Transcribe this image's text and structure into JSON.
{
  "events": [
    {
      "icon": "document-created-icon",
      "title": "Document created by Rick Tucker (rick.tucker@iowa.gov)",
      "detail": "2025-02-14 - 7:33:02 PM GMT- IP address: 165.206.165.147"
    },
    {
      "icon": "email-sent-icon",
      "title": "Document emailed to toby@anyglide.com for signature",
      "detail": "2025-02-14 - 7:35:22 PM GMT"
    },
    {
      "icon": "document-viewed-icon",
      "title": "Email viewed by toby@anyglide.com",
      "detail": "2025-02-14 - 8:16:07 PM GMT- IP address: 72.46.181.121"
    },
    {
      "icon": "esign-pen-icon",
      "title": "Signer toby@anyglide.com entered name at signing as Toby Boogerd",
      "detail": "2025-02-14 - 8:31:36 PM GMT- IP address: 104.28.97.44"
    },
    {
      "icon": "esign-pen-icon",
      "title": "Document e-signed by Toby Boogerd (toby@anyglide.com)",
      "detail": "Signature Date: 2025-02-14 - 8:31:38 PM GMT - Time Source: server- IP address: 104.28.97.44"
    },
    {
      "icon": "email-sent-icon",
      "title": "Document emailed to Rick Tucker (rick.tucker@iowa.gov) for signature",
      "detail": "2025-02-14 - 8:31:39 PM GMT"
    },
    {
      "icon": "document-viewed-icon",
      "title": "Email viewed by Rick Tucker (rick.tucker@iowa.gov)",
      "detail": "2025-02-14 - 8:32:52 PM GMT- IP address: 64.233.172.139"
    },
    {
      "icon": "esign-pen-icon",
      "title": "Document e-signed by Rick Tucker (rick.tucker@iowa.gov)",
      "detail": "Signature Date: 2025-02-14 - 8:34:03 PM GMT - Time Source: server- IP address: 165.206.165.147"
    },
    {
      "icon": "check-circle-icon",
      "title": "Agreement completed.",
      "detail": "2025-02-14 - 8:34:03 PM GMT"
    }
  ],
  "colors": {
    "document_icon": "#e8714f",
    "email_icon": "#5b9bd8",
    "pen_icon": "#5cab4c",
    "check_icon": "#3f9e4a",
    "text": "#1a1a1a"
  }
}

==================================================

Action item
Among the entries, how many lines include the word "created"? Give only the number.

Task response
2